→ ASSIGNMENT
Each record that follows is to be duplicated exactly, though its pictures are not.

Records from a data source
⟨

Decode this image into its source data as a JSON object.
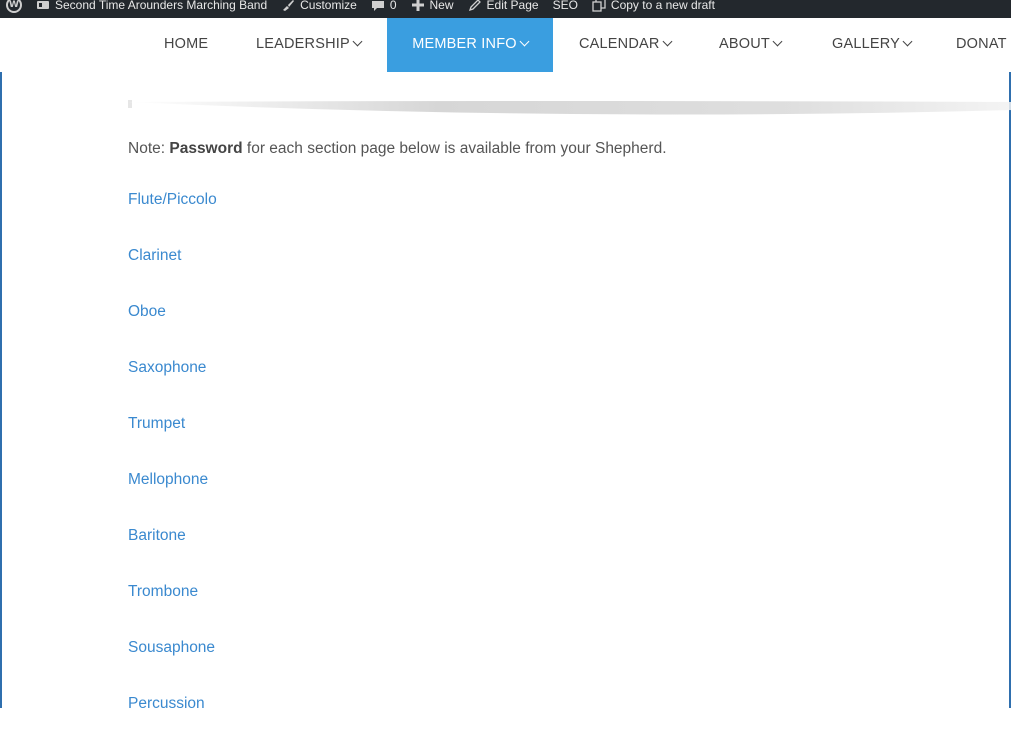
{
  "adminbar": {
    "wp_logo": "W",
    "site_name": "Second Time Arounders Marching Band",
    "customize": "Customize",
    "comments_count": "0",
    "new": "New",
    "edit_page": "Edit Page",
    "seo": "SEO",
    "copy_draft": "Copy to a new draft"
  },
  "nav": {
    "items": [
      {
        "label": "HOME",
        "has_dropdown": false
      },
      {
        "label": "LEADERSHIP",
        "has_dropdown": true
      },
      {
        "label": "MEMBER INFO",
        "has_dropdown": true,
        "active": true
      },
      {
        "label": "CALENDAR",
        "has_dropdown": true
      },
      {
        "label": "ABOUT",
        "has_dropdown": true
      },
      {
        "label": "GALLERY",
        "has_dropdown": true
      },
      {
        "label": "DONAT",
        "has_dropdown": false
      }
    ],
    "active_color": "#3a9ee0"
  },
  "content": {
    "note_prefix": "Note: ",
    "note_bold": "Password",
    "note_rest": " for each section page below is available from your Shepherd.",
    "sections": [
      "Flute/Piccolo",
      "Clarinet",
      "Oboe",
      "Saxophone",
      "Trumpet",
      "Mellophone",
      "Baritone",
      "Trombone",
      "Sousaphone",
      "Percussion"
    ],
    "link_color": "#3a89cf"
  }
}
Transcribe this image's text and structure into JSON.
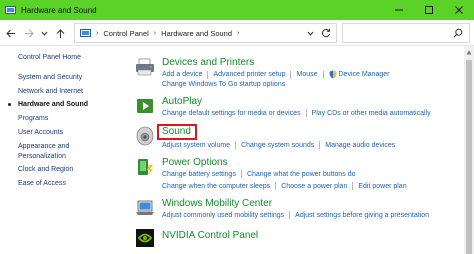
{
  "window": {
    "title": "Hardware and Sound",
    "minimize_icon": "minimize-icon",
    "maximize_icon": "maximize-icon",
    "close_icon": "close-icon"
  },
  "address": {
    "crumbs": [
      "Control Panel",
      "Hardware and Sound"
    ],
    "separator": "›",
    "back_icon": "back-arrow-icon",
    "forward_icon": "forward-arrow-icon",
    "recent_icon": "chevron-down-icon",
    "up_icon": "up-arrow-icon",
    "refresh_icon": "refresh-icon",
    "search_icon": "search-icon"
  },
  "sidebar": {
    "items": [
      {
        "label": "Control Panel Home",
        "active": false
      },
      {
        "label": "System and Security",
        "active": false
      },
      {
        "label": "Network and Internet",
        "active": false
      },
      {
        "label": "Hardware and Sound",
        "active": true
      },
      {
        "label": "Programs",
        "active": false
      },
      {
        "label": "User Accounts",
        "active": false
      },
      {
        "label": "Appearance and",
        "active": false
      },
      {
        "label": "Personalization",
        "active": false
      },
      {
        "label": "Clock and Region",
        "active": false
      },
      {
        "label": "Ease of Access",
        "active": false
      }
    ]
  },
  "categories": [
    {
      "title": "Devices and Printers",
      "icon": "printer-icon",
      "rows": [
        [
          "Add a device",
          "Advanced printer setup",
          "Mouse",
          "Device Manager"
        ],
        [
          "Change Windows To Go startup options"
        ]
      ]
    },
    {
      "title": "AutoPlay",
      "icon": "autoplay-icon",
      "rows": [
        [
          "Change default settings for media or devices",
          "Play CDs or other media automatically"
        ]
      ]
    },
    {
      "title": "Sound",
      "icon": "speaker-icon",
      "highlighted": true,
      "rows": [
        [
          "Adjust system volume",
          "Change system sounds",
          "Manage audio devices"
        ]
      ]
    },
    {
      "title": "Power Options",
      "icon": "power-options-icon",
      "rows": [
        [
          "Change battery settings",
          "Change what the power buttons do"
        ],
        [
          "Change when the computer sleeps",
          "Choose a power plan",
          "Edit power plan"
        ]
      ]
    },
    {
      "title": "Windows Mobility Center",
      "icon": "mobility-center-icon",
      "rows": [
        [
          "Adjust commonly used mobility settings",
          "Adjust settings before giving a presentation"
        ]
      ]
    },
    {
      "title": "NVIDIA Control Panel",
      "icon": "nvidia-icon",
      "rows": []
    }
  ],
  "colors": {
    "titlebar": "#5bd228",
    "category_title": "#14892c",
    "link": "#1e64b4",
    "nav_link": "#1e3c78",
    "highlight_box": "#e0141e"
  }
}
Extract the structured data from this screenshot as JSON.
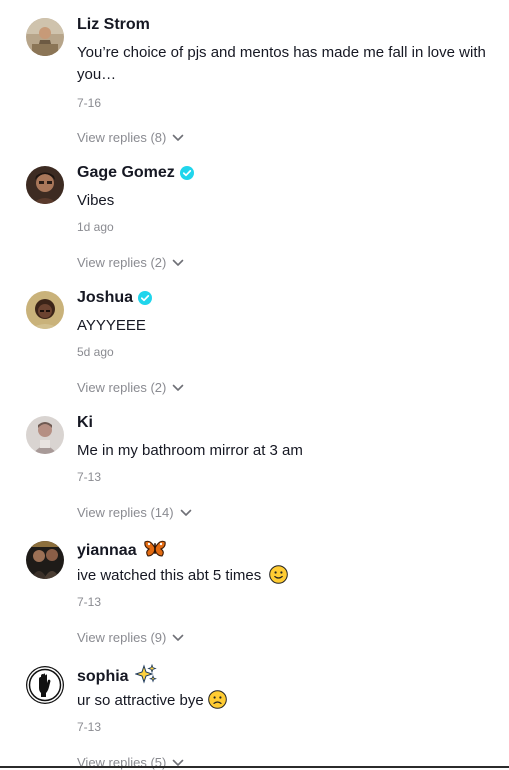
{
  "comments": [
    {
      "username": "Liz Strom",
      "verified": false,
      "text": "You’re choice of pjs and mentos has made me fall in love with you…",
      "date": "7-16",
      "replies": "View replies (8)"
    },
    {
      "username": "Gage Gomez",
      "verified": true,
      "text": "Vibes",
      "date": "1d ago",
      "replies": "View replies (2)"
    },
    {
      "username": "Joshua",
      "verified": true,
      "text": "AYYYEEE",
      "date": "5d ago",
      "replies": "View replies (2)"
    },
    {
      "username": "Ki",
      "verified": false,
      "text": "Me in my bathroom mirror at 3 am",
      "date": "7-13",
      "replies": "View replies (14)"
    },
    {
      "username": "yiannaa",
      "verified": false,
      "text": "ive watched this abt 5 times",
      "date": "7-13",
      "replies": "View replies (9)"
    },
    {
      "username": "sophia",
      "verified": false,
      "text": "ur so attractive bye",
      "date": "7-13",
      "replies": "View replies (5)"
    }
  ],
  "colors": {
    "text": "#161823",
    "muted": "#8a8b91",
    "verified": "#20d5ec"
  },
  "icons": {
    "verified": "verified-badge-icon",
    "chevron": "chevron-down-icon",
    "butterfly": "butterfly-emoji-icon",
    "sparkles": "sparkles-emoji-icon",
    "smile": "slightly-smiling-face-icon",
    "frown": "slightly-frowning-face-icon"
  }
}
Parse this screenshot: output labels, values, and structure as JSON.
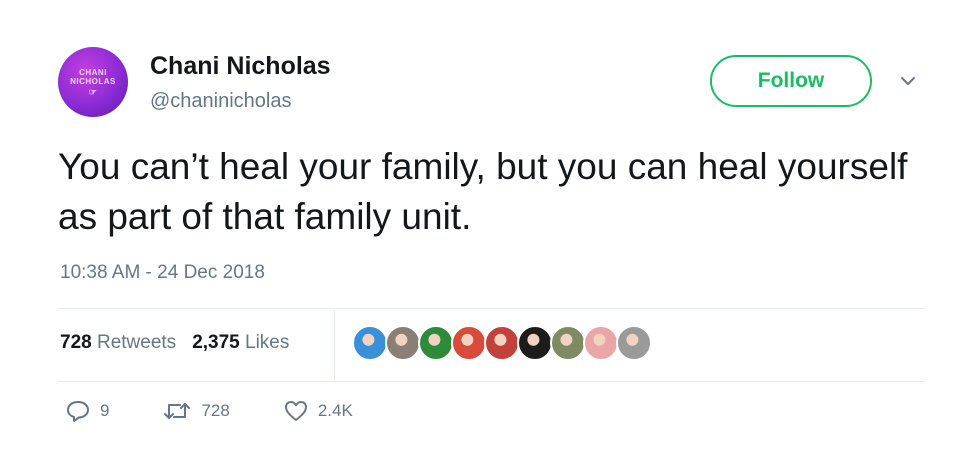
{
  "tweet": {
    "author": {
      "name": "Chani Nicholas",
      "handle": "@chaninicholas",
      "avatar_text_line1": "CHANI",
      "avatar_text_line2": "NICHOLAS",
      "avatar_color": "#8b2bd6"
    },
    "follow_label": "Follow",
    "text": "You can’t heal your family, but you can heal yourself as part of that family unit.",
    "timestamp": "10:38 AM - 24 Dec 2018",
    "stats": {
      "retweets_count": "728",
      "retweets_label": "Retweets",
      "likes_count": "2,375",
      "likes_label": "Likes"
    },
    "liker_avatars": [
      {
        "name": "liker-avatar-1",
        "color": "#3a8fd9"
      },
      {
        "name": "liker-avatar-2",
        "color": "#8a7f74"
      },
      {
        "name": "liker-avatar-3",
        "color": "#2f8a3a"
      },
      {
        "name": "liker-avatar-4",
        "color": "#d84a3a"
      },
      {
        "name": "liker-avatar-5",
        "color": "#c2413a"
      },
      {
        "name": "liker-avatar-6",
        "color": "#1c1c1c"
      },
      {
        "name": "liker-avatar-7",
        "color": "#7d8a63"
      },
      {
        "name": "liker-avatar-8",
        "color": "#e9a5a8"
      },
      {
        "name": "liker-avatar-9",
        "color": "#9a9a9a"
      }
    ],
    "actions": {
      "replies": "9",
      "retweets": "728",
      "likes": "2.4K"
    },
    "accent_color": "#17bf63",
    "muted_color": "#657786"
  }
}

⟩

→ EXERCISE ANSWER
Decode this image into its source data as a JSON object.
{
  "adminbar": {
    "wp_logo": "W",
    "site_name": "Second Time Arounders Marching Band",
    "customize": "Customize",
    "comments_count": "0",
    "new": "New",
    "edit_page": "Edit Page",
    "seo": "SEO",
    "copy_draft": "Copy to a new draft"
  },
  "nav": {
    "items": [
      {
        "label": "HOME",
        "has_dropdown": false
      },
      {
        "label": "LEADERSHIP",
        "has_dropdown": true
      },
      {
        "label": "MEMBER INFO",
        "has_dropdown": true,
        "active": true
      },
      {
        "label": "CALENDAR",
        "has_dropdown": true
      },
      {
        "label": "ABOUT",
        "has_dropdown": true
      },
      {
        "label": "GALLERY",
        "has_dropdown": true
      },
      {
        "label": "DONAT",
        "has_dropdown": false
      }
    ],
    "active_color": "#3a9ee0"
  },
  "content": {
    "note_prefix": "Note: ",
    "note_bold": "Password",
    "note_rest": " for each section page below is available from your Shepherd.",
    "sections": [
      "Flute/Piccolo",
      "Clarinet",
      "Oboe",
      "Saxophone",
      "Trumpet",
      "Mellophone",
      "Baritone",
      "Trombone",
      "Sousaphone",
      "Percussion"
    ],
    "link_color": "#3a89cf"
  }
}
Transcribe this image's text and structure into JSON.
{
  "window": {
    "title": "Hardware and Sound",
    "minimize_icon": "minimize-icon",
    "maximize_icon": "maximize-icon",
    "close_icon": "close-icon"
  },
  "address": {
    "crumbs": [
      "Control Panel",
      "Hardware and Sound"
    ],
    "separator": "›",
    "back_icon": "back-arrow-icon",
    "forward_icon": "forward-arrow-icon",
    "recent_icon": "chevron-down-icon",
    "up_icon": "up-arrow-icon",
    "refresh_icon": "refresh-icon",
    "search_icon": "search-icon"
  },
  "sidebar": {
    "items": [
      {
        "label": "Control Panel Home",
        "active": false
      },
      {
        "label": "System and Security",
        "active": false
      },
      {
        "label": "Network and Internet",
        "active": false
      },
      {
        "label": "Hardware and Sound",
        "active": true
      },
      {
        "label": "Programs",
        "active": false
      },
      {
        "label": "User Accounts",
        "active": false
      },
      {
        "label": "Appearance and",
        "active": false
      },
      {
        "label": "Personalization",
        "active": false
      },
      {
        "label": "Clock and Region",
        "active": false
      },
      {
        "label": "Ease of Access",
        "active": false
      }
    ]
  },
  "categories": [
    {
      "title": "Devices and Printers",
      "icon": "printer-icon",
      "rows": [
        [
          "Add a device",
          "Advanced printer setup",
          "Mouse",
          "Device Manager"
        ],
        [
          "Change Windows To Go startup options"
        ]
      ]
    },
    {
      "title": "AutoPlay",
      "icon": "autoplay-icon",
      "rows": [
        [
          "Change default settings for media or devices",
          "Play CDs or other media automatically"
        ]
      ]
    },
    {
      "title": "Sound",
      "icon": "speaker-icon",
      "highlighted": true,
      "rows": [
        [
          "Adjust system volume",
          "Change system sounds",
          "Manage audio devices"
        ]
      ]
    },
    {
      "title": "Power Options",
      "icon": "power-options-icon",
      "rows": [
        [
          "Change battery settings",
          "Change what the power buttons do"
        ],
        [
          "Change when the computer sleeps",
          "Choose a power plan",
          "Edit power plan"
        ]
      ]
    },
    {
      "title": "Windows Mobility Center",
      "icon": "mobility-center-icon",
      "rows": [
        [
          "Adjust commonly used mobility settings",
          "Adjust settings before giving a presentation"
        ]
      ]
    },
    {
      "title": "NVIDIA Control Panel",
      "icon": "nvidia-icon",
      "rows": []
    }
  ],
  "colors": {
    "titlebar": "#5bd228",
    "category_title": "#14892c",
    "link": "#1e64b4",
    "nav_link": "#1e3c78",
    "highlight_box": "#e0141e"
  }
}
Extract the structured data from this screenshot as JSON.
{
  "comments": [
    {
      "username": "Liz Strom",
      "verified": false,
      "text": "You’re choice of pjs and mentos has made me fall in love with you…",
      "date": "7-16",
      "replies": "View replies (8)"
    },
    {
      "username": "Gage Gomez",
      "verified": true,
      "text": "Vibes",
      "date": "1d ago",
      "replies": "View replies (2)"
    },
    {
      "username": "Joshua",
      "verified": true,
      "text": "AYYYEEE",
      "date": "5d ago",
      "replies": "View replies (2)"
    },
    {
      "username": "Ki",
      "verified": false,
      "text": "Me in my bathroom mirror at 3 am",
      "date": "7-13",
      "replies": "View replies (14)"
    },
    {
      "username": "yiannaa",
      "verified": false,
      "text": "ive watched this abt 5 times",
      "date": "7-13",
      "replies": "View replies (9)"
    },
    {
      "username": "sophia",
      "verified": false,
      "text": "ur so attractive bye",
      "date": "7-13",
      "replies": "View replies (5)"
    }
  ],
  "colors": {
    "text": "#161823",
    "muted": "#8a8b91",
    "verified": "#20d5ec"
  },
  "icons": {
    "verified": "verified-badge-icon",
    "chevron": "chevron-down-icon",
    "butterfly": "butterfly-emoji-icon",
    "sparkles": "sparkles-emoji-icon",
    "smile": "slightly-smiling-face-icon",
    "frown": "slightly-frowning-face-icon"
  }
}
Parse this screenshot: output labels, values, and structure as JSON.
{
  "tweet": {
    "author": {
      "name": "Chani Nicholas",
      "handle": "@chaninicholas",
      "avatar_text_line1": "CHANI",
      "avatar_text_line2": "NICHOLAS",
      "avatar_color": "#8b2bd6"
    },
    "follow_label": "Follow",
    "text": "You can’t heal your family, but you can heal yourself as part of that family unit.",
    "timestamp": "10:38 AM - 24 Dec 2018",
    "stats": {
      "retweets_count": "728",
      "retweets_label": "Retweets",
      "likes_count": "2,375",
      "likes_label": "Likes"
    },
    "liker_avatars": [
      {
        "name": "liker-avatar-1",
        "color": "#3a8fd9"
      },
      {
        "name": "liker-avatar-2",
        "color": "#8a7f74"
      },
      {
        "name": "liker-avatar-3",
        "color": "#2f8a3a"
      },
      {
        "name": "liker-avatar-4",
        "color": "#d84a3a"
      },
      {
        "name": "liker-avatar-5",
        "color": "#c2413a"
      },
      {
        "name": "liker-avatar-6",
        "color": "#1c1c1c"
      },
      {
        "name": "liker-avatar-7",
        "color": "#7d8a63"
      },
      {
        "name": "liker-avatar-8",
        "color": "#e9a5a8"
      },
      {
        "name": "liker-avatar-9",
        "color": "#9a9a9a"
      }
    ],
    "actions": {
      "replies": "9",
      "retweets": "728",
      "likes": "2.4K"
    },
    "accent_color": "#17bf63",
    "muted_color": "#657786"
  }
}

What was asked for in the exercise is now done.